Minister of Fire
Jul 11, 2008
7,205
Northern NH
Hm, I have LG panels (LG 360 NeON-R) installed Oct. 2018.
I don't know how soon models go out of production and so whether this is a common thing, but what happens if a panel goes bad and needs to be replaced?

I do have (Enphase) micro inverters which I guess is a good thing in this case.

Even if this is only a mechanical issue of panel sizing and mounting...?
LG has a good reputation for making quality panels. If they are not bad out of the box or a few months after install they should have long life. It far more likely that the panels will be damaged from external factors like "missles" (golf balls, rocks, tree branches, hail), animals (squirrels will gnaw the cables on occasion) or fire. It is highly unlikely that LG or any company will maintain inventory for any length of time to be able to replace defective panels. Ultimately if on the rare chance they made a defective run of panels that show problems years down the road is you get check. The size of the check is going to be calculated by the warranty documents that you should have received with the system. LG is a large company and probably will live up to their commitments. Other large companies that got out of Solar have done so. Generally the problem is finding what department in the company that these responsibilities have been shuffled off to.
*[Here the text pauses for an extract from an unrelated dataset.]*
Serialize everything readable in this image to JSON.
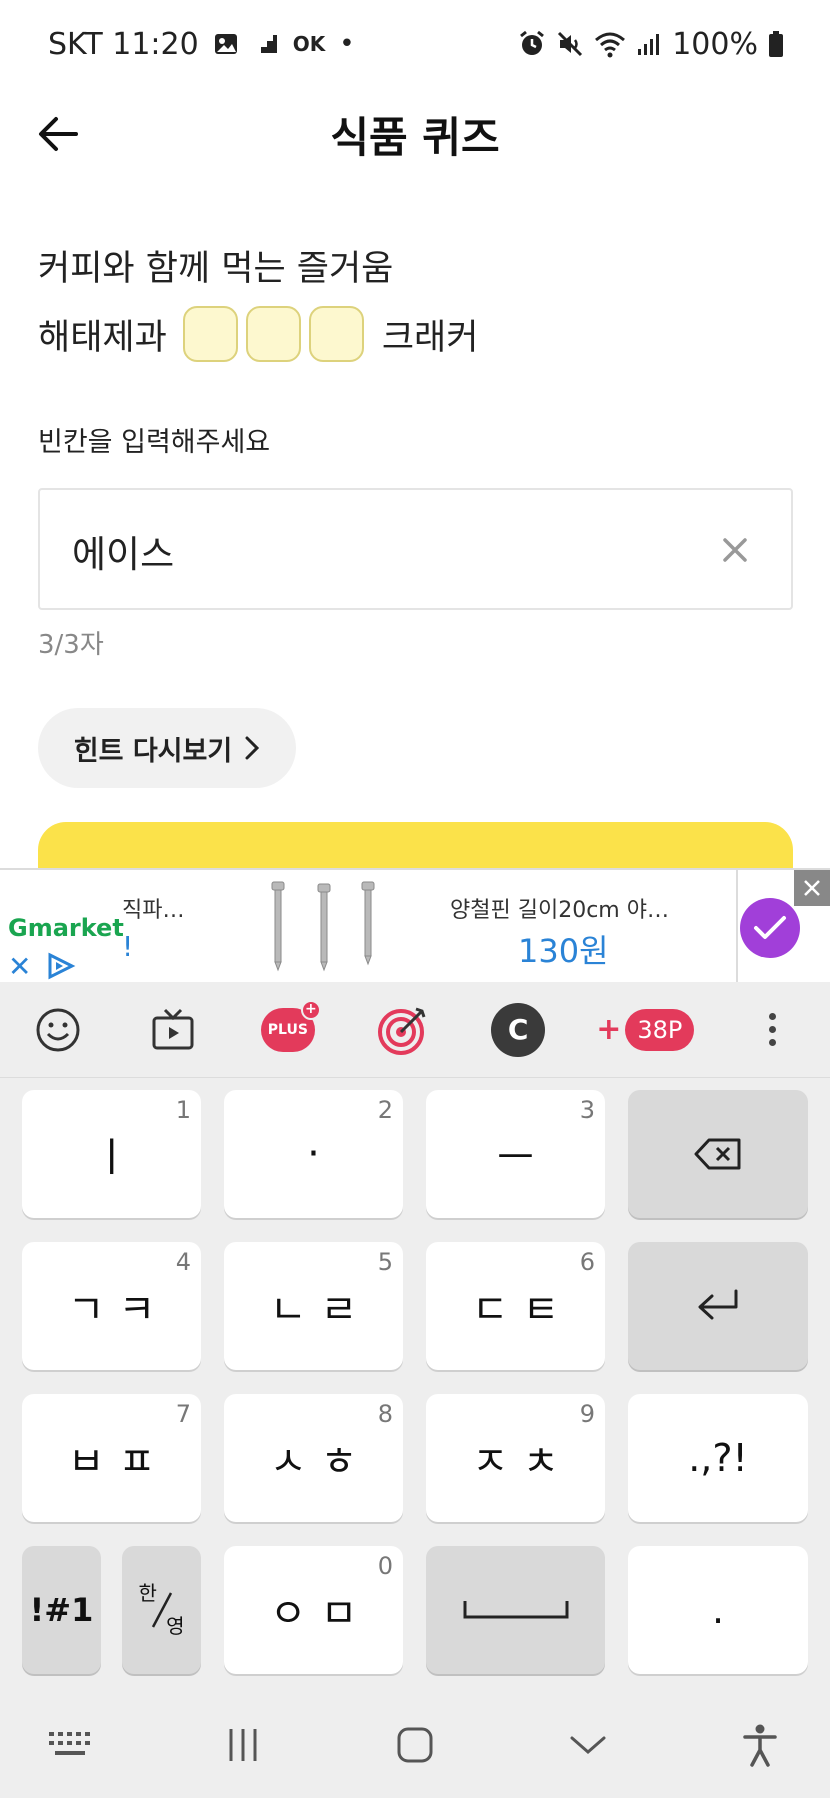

My guess is the issue of panel replacement is going to be far more likely be a battle with an owners home owners insurance policy and unless the owner is able obtain and keep in force replacement value insurance, as the years go on the check from the insurance company for external damage will be minimal.

I am not aware of anyone having success replacing a bad panel with a non OEM replacement. I recommend that owners buy a spare panel or two up front and stash them somewhere especially if they are close out type panels.

As you are aware, with microinverters, if the panel dies you just lose the generation of that one bad panel. The trade off is that microinverters fail far more often than panels do. Enphase has had several models that have failed prematurely that have been replaced with newer models. The installers were reimbursed some amount for labor on the earlier models but that I do not think Enphase does that anymore. There is also ongoing issues with reconfiguring the communication gateways that report out the individual panel conditions out to a server. Previously the panels kept putting out power and it was an annoyance, unless SRECs were being sold, but reportedly on the newest systems a communications failure shuts the array down which if true would be enough for myself not to install them. Companies want an ongoing revenue stream from installations and they only way they get a foot in the door is to make it so the systems do not run unless they have to communicate to a company server. There are a lot of entities that want to get a chunk of the home battery management market and the logical gateway is via an existing gateway controlling the panels. Solarcity and Tesla tried to do it but that went away with the SolarCity collapse. Eversource has the Connected Solutions Program but every option requires the battery control to be routed through the inverter supplier.